▸ **What to produce**:
In the data that follows, every line containing the word "heading" should be returned.

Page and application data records
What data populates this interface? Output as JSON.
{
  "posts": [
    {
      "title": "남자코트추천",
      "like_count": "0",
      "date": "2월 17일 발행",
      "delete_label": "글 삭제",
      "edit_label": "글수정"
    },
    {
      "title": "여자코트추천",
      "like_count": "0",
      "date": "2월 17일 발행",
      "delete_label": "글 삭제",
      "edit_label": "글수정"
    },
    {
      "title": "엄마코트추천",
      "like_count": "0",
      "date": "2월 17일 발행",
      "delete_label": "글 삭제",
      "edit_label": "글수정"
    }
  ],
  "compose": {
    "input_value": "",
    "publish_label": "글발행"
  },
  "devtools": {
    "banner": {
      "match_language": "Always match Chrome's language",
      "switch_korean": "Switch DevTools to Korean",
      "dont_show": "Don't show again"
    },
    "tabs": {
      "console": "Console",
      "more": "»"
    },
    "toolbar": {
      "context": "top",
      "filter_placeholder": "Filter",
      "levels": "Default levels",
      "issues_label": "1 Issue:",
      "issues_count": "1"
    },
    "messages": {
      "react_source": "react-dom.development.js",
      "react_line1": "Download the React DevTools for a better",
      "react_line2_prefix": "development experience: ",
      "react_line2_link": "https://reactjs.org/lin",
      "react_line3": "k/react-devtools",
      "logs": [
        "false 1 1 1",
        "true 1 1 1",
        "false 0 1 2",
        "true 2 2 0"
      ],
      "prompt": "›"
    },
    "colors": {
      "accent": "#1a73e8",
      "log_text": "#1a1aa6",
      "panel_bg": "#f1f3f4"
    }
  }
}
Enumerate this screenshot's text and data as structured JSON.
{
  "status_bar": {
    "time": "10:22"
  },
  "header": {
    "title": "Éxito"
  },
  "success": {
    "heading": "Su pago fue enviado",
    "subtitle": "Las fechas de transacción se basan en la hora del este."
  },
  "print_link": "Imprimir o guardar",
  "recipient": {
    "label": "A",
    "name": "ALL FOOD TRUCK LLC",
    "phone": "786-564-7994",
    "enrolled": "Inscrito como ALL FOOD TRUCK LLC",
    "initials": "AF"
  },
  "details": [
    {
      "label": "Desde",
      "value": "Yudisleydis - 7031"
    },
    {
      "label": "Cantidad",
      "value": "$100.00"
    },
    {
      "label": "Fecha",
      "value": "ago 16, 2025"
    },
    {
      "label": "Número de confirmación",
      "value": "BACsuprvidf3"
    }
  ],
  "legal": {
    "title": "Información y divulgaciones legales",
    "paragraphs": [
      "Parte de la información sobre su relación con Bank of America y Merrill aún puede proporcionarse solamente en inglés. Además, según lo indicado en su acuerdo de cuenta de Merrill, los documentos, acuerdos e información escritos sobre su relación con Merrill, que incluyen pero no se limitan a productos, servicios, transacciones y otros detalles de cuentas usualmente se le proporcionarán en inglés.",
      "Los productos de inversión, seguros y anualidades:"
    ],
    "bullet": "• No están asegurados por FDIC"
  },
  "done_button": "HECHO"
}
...
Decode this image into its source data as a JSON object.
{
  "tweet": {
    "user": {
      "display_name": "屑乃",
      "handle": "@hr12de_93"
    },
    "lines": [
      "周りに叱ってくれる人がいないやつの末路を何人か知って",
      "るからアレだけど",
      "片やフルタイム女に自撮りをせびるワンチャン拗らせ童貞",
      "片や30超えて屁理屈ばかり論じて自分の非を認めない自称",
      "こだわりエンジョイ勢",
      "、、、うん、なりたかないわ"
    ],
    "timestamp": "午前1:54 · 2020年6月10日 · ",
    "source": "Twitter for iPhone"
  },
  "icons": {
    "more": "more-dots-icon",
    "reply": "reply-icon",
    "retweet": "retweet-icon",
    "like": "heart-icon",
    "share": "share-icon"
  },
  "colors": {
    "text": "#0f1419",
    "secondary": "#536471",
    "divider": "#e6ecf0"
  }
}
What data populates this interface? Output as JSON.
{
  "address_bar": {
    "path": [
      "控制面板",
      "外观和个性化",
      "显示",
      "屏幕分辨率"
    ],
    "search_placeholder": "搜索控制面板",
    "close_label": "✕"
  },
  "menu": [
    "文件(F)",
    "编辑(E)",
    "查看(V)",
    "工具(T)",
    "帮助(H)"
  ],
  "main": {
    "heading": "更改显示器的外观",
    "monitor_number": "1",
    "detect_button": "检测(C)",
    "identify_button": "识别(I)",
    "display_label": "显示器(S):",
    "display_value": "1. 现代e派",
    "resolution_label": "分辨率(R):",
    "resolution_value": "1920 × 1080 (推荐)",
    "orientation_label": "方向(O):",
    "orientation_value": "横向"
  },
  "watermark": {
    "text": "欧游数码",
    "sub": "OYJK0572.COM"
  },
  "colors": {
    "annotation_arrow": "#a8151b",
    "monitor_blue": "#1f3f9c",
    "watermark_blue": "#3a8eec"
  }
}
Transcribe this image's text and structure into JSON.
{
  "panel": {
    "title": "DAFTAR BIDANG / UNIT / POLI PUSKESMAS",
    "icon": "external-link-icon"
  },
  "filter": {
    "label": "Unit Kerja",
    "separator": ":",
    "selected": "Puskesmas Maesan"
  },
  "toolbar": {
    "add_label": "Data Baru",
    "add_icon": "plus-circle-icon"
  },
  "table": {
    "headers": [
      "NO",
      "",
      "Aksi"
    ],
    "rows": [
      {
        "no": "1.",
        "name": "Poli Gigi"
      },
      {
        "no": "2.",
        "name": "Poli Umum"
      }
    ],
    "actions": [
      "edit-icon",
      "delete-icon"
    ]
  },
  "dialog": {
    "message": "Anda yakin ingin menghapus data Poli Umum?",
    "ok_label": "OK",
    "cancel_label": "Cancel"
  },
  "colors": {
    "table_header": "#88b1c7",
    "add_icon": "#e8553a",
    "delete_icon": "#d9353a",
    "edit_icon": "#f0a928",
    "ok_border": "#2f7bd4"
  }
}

▸ **Output of the task**:
    "heading": "Su pago fue enviado",
    "heading": "更改显示器的外观",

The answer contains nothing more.